Are you trying to find a rental property in Canberra? If you are and you are finding it difficult, unfortunately you are not alone. January/February brings thousands of public servants, military personnel, academics and university students to the city, and they are all looking for a place to live at the same time. During this months it is not uncommon for rental vacancies get more than 50 applicants, making it incredibly difficult for new residents to find a good place to live.
This rental story was very different several years ago. After Tony Abbott became prime minister in 2013, the federal bureaucracy shed more than 6,000 ACT-based jobs over two years.The job losses coincided with a glut of new apartments and rental prices plunged.
As shown in the graph below from the Australian Bureau of Statistics, rental price growth dropped significantly over this period and was effectively flat for several years. Thankfully for owners, but unfortunately for renters, the rapid rental growth started again from 2017 onwards and shows no sign of abating.

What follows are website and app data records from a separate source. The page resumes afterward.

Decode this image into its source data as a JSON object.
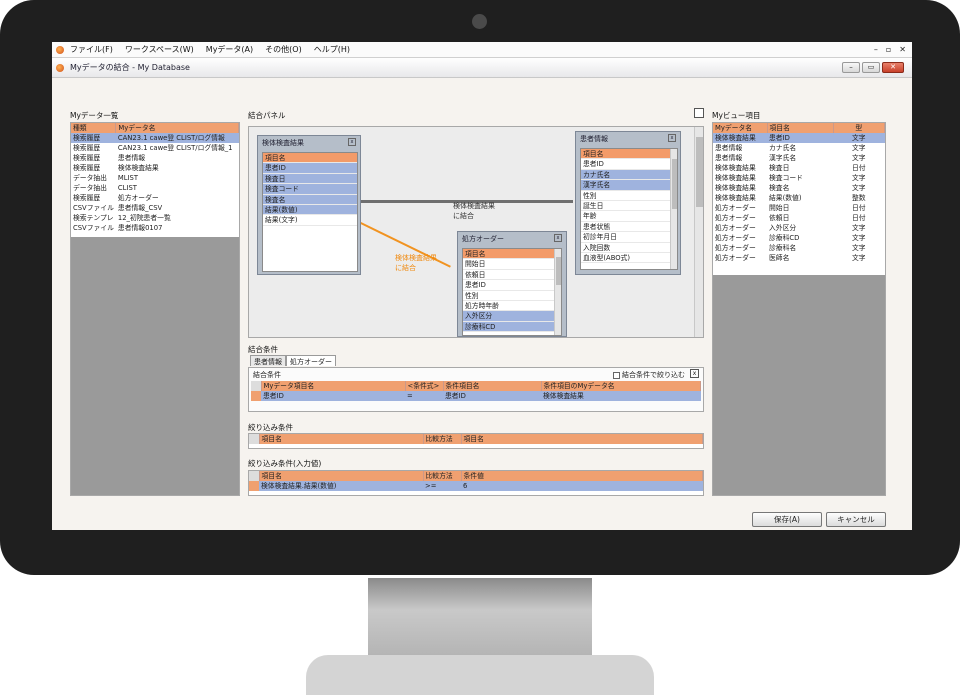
{
  "menu": {
    "items": [
      "ファイル(F)",
      "ワークスペース(W)",
      "Myデータ(A)",
      "その他(O)",
      "ヘルプ(H)"
    ],
    "controls": [
      "–",
      "▫",
      "✕"
    ]
  },
  "window": {
    "title": "Myデータの結合 - My Database",
    "buttons": [
      "–",
      "▭",
      "✕"
    ]
  },
  "mydata_list": {
    "label": "Myデータ一覧",
    "columns": [
      "種類",
      "Myデータ名"
    ],
    "rows": [
      [
        "検索履歴",
        "CAN23.1 cawe登 CLIST/ログ情報"
      ],
      [
        "検索履歴",
        "CAN23.1 cawe登 CLIST/ログ情報_1"
      ],
      [
        "検索履歴",
        "患者情報"
      ],
      [
        "検索履歴",
        "検体検査結果"
      ],
      [
        "データ抽出",
        "MLIST"
      ],
      [
        "データ抽出",
        "CLIST"
      ],
      [
        "検索履歴",
        "処方オーダー"
      ],
      [
        "CSVファイル",
        "患者情報_CSV"
      ],
      [
        "検索テンプレ",
        "12_初院患者一覧"
      ],
      [
        "CSVファイル",
        "患者情報0107"
      ]
    ],
    "selected_index": 0
  },
  "join_panel": {
    "label": "結合パネル",
    "join_label_top": "検体検査結果\nに結合",
    "join_label_left": "検体検査結果\nに結合",
    "tables": {
      "kentai": {
        "title": "検体検査結果",
        "fields": [
          "項目名",
          "患者ID",
          "検査日",
          "検査コード",
          "検査名",
          "結果(数値)",
          "結果(文字)"
        ]
      },
      "kanja": {
        "title": "患者情報",
        "fields": [
          "項目名",
          "患者ID",
          "カナ氏名",
          "漢字氏名",
          "性別",
          "誕生日",
          "年齢",
          "患者状態",
          "初診年月日",
          "入院回数",
          "血液型(ABO式)"
        ]
      },
      "shohou": {
        "title": "処方オーダー",
        "fields": [
          "項目名",
          "開始日",
          "依頼日",
          "患者ID",
          "性別",
          "処方時年齢",
          "入外区分",
          "診療科CD"
        ]
      }
    }
  },
  "join_conditions": {
    "label": "結合条件",
    "tabs": [
      "患者情報",
      "処方オーダー"
    ],
    "inner_label": "結合条件",
    "checkbox_label": "結合条件で絞り込む",
    "columns": [
      "Myデータ項目名",
      "<条件式>",
      "条件項目名",
      "条件項目のMyデータ名"
    ],
    "rows": [
      [
        "患者ID",
        "=",
        "患者ID",
        "検体検査結果"
      ]
    ]
  },
  "filter": {
    "label": "絞り込み条件",
    "columns": [
      "項目名",
      "比較方法",
      "項目名"
    ]
  },
  "filter_input": {
    "label": "絞り込み条件(入力値)",
    "columns": [
      "項目名",
      "比較方法",
      "条件値"
    ],
    "rows": [
      [
        "検体検査結果.結果(数値)",
        ">=",
        "6"
      ]
    ]
  },
  "myview": {
    "label": "Myビュー項目",
    "columns": [
      "Myデータ名",
      "項目名",
      "型"
    ],
    "rows": [
      [
        "検体検査結果",
        "患者ID",
        "文字"
      ],
      [
        "患者情報",
        "カナ氏名",
        "文字"
      ],
      [
        "患者情報",
        "漢字氏名",
        "文字"
      ],
      [
        "検体検査結果",
        "検査日",
        "日付"
      ],
      [
        "検体検査結果",
        "検査コード",
        "文字"
      ],
      [
        "検体検査結果",
        "検査名",
        "文字"
      ],
      [
        "検体検査結果",
        "結果(数値)",
        "整数"
      ],
      [
        "処方オーダー",
        "開始日",
        "日付"
      ],
      [
        "処方オーダー",
        "依頼日",
        "日付"
      ],
      [
        "処方オーダー",
        "入外区分",
        "文字"
      ],
      [
        "処方オーダー",
        "診療科CD",
        "文字"
      ],
      [
        "処方オーダー",
        "診療科名",
        "文字"
      ],
      [
        "処方オーダー",
        "医師名",
        "文字"
      ]
    ],
    "selected_index": 0
  },
  "footer": {
    "save": "保存(A)",
    "cancel": "キャンセル"
  }
}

CoreLogic’s head of research, Tim Lawless, says that the ACT market has behaved very differently to the rest of the country over the past five years: “we’ve been seeing rents rising at about 3 per cent per annum, [when] the national average over the same time frame has been only 1 per cent per annum — a little bit less than wages growth.”
So while renting is slightly cheaper for most Australians (given that rental prices in quite a few states stagnated or decreased last quarter), it’s become significantly more expensive for Canberrans, particularly those in the inner-north. Some suburbs have seen grow by more than 5% per year, which is a massive change. The most-affected suburbs for unit dwellers are Aranda, Campbell and Downer — annual rent increases have averaged about 8 per cent over the past five years! For houses, rents raced upwards across the entire inner north by between 5 and 7 per cent a year.
Population growth and high incomes are the main reason Canberra has been feeling a rental squeeze.
“Population growth into the ACT has been very strong … from both interstate and overseas migration,” Mr Lawless said.
But the benefits — or costs, if you’re a tenant — are not spread across the city evenly. You can put this down to a number of factors, including the new light-rail development, better schools in some areas, newer amenities in others — as you can see, there are reasons certain areas are more popular with different demographics.
So if you’re about to start your search, here are a few tips to make this difficult process just a little bit easier.
In Canberra, property managers generally rule out potential tenants if the rent is more than 30% of their income. They’ll also knock you out if you can’t attend a rental viewing, and most people with pets find that they have a much smaller number of properties that will accept them. With this in mind, the general aim of the game is to apply for a large number of properties — the average is roughly 20+ during this part of the year — and hope that you get accepted.
There are a couple of things you can do to make the search easier though. It’s good practice to follow up applications with a phone call and/or email to ensure that the landlord knows you’re keen. You might also find it helpful to have all of your documentation ready to go and complete so that agents don’t have to make unnecessary follow-up calls (some agents estimate that up to 30% of the applications they receive are incomplete, and in busy times these will be almost automatically discounted if there is a better applicant who has a complete form). Updating your social media may also help, because it’s becoming increasingly common for property managers to check your details via your social media accounts.
It might be easier to wait a month or two though, if you can manage it. By the time autumn rolls around, the rental battles are much easier to win as most people have either gotten a property or sorted themselves out.